Does the text not imply that Seth was in the image of God, via Adam (Gen 5:3)? But this is true of everyone; so why mention it? Is it important?

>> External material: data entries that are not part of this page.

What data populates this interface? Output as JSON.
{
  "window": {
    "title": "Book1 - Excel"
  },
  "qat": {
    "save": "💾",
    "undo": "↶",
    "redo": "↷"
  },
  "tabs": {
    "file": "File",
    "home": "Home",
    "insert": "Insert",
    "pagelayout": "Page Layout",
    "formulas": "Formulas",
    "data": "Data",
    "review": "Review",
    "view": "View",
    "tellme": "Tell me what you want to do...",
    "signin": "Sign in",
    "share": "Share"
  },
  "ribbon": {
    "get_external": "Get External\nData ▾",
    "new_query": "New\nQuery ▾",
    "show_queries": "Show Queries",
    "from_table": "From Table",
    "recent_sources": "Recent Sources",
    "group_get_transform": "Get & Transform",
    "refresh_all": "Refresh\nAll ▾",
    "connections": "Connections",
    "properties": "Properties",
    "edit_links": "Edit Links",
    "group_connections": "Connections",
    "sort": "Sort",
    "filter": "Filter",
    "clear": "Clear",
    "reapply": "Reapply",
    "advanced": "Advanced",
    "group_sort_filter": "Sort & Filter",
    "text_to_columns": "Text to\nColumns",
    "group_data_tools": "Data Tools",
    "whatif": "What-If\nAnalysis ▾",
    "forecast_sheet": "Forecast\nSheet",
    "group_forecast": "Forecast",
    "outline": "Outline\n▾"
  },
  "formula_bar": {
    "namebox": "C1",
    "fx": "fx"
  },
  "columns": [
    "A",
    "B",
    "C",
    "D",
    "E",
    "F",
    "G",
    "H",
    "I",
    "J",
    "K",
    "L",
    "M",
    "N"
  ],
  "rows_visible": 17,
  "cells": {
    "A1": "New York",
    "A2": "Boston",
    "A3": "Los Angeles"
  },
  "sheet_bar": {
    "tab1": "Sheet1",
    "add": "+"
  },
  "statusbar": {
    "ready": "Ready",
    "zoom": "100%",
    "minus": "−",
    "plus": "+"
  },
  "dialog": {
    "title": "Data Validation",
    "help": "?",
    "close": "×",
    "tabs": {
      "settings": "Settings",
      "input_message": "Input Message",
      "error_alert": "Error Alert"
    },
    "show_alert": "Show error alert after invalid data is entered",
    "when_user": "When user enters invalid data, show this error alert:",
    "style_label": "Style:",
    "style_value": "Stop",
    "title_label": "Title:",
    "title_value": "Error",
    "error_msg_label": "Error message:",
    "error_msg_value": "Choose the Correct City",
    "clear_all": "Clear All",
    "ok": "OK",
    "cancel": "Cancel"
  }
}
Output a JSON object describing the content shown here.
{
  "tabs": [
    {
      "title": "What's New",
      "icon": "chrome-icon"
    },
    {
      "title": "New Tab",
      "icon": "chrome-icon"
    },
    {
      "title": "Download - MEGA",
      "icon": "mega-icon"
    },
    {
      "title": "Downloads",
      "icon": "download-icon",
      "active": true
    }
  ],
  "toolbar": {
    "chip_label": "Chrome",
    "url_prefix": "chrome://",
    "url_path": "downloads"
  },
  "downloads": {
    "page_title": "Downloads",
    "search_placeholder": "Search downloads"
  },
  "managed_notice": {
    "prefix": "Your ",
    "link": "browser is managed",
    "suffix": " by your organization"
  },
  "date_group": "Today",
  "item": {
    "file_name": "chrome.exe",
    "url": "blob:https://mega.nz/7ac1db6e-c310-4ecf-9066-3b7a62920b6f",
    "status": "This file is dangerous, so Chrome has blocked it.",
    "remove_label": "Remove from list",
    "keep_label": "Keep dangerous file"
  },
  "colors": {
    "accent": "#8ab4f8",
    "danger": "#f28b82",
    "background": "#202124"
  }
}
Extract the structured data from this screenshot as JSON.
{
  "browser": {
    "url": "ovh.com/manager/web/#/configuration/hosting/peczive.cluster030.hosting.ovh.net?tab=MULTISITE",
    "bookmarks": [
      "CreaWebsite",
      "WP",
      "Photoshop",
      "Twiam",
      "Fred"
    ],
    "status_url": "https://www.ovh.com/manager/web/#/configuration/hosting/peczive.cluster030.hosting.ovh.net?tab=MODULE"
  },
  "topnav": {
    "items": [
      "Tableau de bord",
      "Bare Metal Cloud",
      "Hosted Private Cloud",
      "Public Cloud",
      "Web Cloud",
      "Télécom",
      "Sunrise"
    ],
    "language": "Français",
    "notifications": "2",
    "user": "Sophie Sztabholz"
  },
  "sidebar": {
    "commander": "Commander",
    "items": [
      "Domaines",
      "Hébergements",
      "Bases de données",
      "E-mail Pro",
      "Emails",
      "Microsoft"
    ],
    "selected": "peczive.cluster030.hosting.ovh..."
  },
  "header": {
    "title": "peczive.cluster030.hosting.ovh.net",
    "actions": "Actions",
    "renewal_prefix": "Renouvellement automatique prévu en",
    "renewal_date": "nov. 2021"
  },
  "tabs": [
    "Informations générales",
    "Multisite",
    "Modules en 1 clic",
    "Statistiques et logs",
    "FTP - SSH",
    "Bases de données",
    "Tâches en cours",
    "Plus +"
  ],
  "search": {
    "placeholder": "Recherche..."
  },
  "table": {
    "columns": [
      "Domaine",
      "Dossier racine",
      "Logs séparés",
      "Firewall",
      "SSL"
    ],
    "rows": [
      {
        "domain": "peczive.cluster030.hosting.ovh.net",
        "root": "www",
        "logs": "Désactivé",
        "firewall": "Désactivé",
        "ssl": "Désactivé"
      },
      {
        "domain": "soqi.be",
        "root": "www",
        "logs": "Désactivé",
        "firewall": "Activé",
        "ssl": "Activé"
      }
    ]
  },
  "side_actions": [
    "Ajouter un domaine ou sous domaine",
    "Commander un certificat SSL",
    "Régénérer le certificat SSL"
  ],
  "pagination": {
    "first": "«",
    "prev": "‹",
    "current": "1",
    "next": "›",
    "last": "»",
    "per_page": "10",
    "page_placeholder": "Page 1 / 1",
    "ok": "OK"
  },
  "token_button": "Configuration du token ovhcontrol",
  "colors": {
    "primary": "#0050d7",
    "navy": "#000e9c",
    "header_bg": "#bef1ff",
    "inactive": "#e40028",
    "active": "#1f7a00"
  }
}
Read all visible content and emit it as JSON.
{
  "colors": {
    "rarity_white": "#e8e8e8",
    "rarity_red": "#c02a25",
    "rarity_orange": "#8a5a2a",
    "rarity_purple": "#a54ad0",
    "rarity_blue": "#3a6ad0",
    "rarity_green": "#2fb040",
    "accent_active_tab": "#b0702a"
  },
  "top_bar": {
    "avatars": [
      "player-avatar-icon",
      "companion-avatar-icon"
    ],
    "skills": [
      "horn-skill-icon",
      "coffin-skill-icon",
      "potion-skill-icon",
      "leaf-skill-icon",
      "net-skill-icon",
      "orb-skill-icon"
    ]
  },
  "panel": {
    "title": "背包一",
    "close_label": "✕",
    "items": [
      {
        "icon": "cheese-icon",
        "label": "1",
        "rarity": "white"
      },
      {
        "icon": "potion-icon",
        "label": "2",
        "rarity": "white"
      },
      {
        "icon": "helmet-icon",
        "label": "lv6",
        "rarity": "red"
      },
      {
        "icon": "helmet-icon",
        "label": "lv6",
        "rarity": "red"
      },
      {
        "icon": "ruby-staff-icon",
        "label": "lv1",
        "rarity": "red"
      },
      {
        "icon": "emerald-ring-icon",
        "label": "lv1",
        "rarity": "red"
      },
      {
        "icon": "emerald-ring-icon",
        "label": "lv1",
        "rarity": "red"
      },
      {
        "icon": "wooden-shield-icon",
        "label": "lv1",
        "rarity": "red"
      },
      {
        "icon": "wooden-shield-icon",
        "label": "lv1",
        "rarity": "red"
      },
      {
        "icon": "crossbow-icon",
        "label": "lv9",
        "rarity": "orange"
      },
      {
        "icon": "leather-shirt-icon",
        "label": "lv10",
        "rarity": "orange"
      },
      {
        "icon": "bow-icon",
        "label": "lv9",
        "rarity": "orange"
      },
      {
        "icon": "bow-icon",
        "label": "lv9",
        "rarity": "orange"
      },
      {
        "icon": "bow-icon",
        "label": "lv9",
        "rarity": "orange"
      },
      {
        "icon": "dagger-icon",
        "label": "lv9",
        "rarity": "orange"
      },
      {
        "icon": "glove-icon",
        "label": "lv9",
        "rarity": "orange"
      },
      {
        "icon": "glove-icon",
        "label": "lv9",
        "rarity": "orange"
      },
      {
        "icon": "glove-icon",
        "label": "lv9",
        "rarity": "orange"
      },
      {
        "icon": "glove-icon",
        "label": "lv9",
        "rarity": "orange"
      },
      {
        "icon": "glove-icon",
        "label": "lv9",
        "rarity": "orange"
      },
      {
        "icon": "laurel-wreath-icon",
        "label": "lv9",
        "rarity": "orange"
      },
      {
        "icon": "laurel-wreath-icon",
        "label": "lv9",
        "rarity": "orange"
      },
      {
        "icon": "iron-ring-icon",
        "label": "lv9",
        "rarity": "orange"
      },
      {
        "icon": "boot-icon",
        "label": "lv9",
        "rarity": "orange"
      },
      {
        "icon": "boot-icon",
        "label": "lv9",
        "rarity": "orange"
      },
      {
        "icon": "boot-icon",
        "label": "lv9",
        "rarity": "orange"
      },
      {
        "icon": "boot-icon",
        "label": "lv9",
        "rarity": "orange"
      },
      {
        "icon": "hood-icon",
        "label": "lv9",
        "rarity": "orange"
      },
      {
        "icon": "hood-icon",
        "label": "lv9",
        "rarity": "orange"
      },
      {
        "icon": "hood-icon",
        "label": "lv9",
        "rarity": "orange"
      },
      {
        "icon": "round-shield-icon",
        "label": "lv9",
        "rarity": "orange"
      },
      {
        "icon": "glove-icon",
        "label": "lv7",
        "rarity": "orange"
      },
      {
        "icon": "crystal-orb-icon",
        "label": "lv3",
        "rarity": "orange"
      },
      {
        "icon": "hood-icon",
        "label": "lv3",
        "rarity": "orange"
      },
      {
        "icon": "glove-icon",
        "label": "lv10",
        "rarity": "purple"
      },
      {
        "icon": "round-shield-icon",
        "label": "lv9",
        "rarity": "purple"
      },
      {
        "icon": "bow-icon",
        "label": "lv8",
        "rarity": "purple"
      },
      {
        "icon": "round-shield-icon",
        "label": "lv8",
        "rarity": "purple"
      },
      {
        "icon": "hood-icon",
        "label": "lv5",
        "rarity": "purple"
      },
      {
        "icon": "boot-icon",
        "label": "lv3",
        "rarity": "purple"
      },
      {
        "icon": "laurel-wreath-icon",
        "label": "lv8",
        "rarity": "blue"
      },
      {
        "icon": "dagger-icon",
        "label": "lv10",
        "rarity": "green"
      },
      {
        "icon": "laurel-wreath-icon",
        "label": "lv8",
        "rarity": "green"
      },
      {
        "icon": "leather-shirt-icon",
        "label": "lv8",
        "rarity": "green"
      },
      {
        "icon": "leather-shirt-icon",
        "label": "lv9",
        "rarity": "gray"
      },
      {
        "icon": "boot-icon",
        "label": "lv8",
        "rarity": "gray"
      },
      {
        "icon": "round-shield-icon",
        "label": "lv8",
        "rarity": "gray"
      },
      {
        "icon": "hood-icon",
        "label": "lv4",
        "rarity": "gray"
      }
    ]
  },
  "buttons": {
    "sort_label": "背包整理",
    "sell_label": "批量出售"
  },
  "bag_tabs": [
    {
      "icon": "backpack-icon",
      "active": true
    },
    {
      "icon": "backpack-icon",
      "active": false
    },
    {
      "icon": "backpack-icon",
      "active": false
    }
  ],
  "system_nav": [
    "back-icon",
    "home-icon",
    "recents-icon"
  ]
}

It is probably more important than it might appear at first. There are two points to be made here, one positive and one negative. The positive point is that, if Adam was created in the likeness of God, and Seth was begotten in the likeness of Adam, then “the likeness of God” seems to have been passed down along the line of the people who “began to call on the name of the Lord.” (Gen 4:26) This same line, as described in the rest of Gen 5, gave rise to two men who “walked with God”: Enoch and Noah. It was through Noah and his family that mankind was preserved from total destruction. Notice, about none in Cain’s line is it said anywhere that they were begotten in “the likeness of” God. Cain and his family had abandoned God; so he abandoned them. This brings us to the negative point: while “the likeness of God” is something pure and holy, that likeness was to an important extent lost, though not entirely, so that “the likeness of Adam” was something “earthy” and sinful: “as by one man sin entered into the world, and death by sin” (Rom. 5:12) as Paul puts it. Thus there is a subtle but clear contrast between the line of Cain and that of Seth, reflected later in such Pauline statements as this: “As is the earthy, such are they also that are earthy: and as is the heavenly, such are they also that are heavenly. And as we have borne the image of the earthy, we shall also bear the image of the heavenly.” (1 Cor. 15:48-49)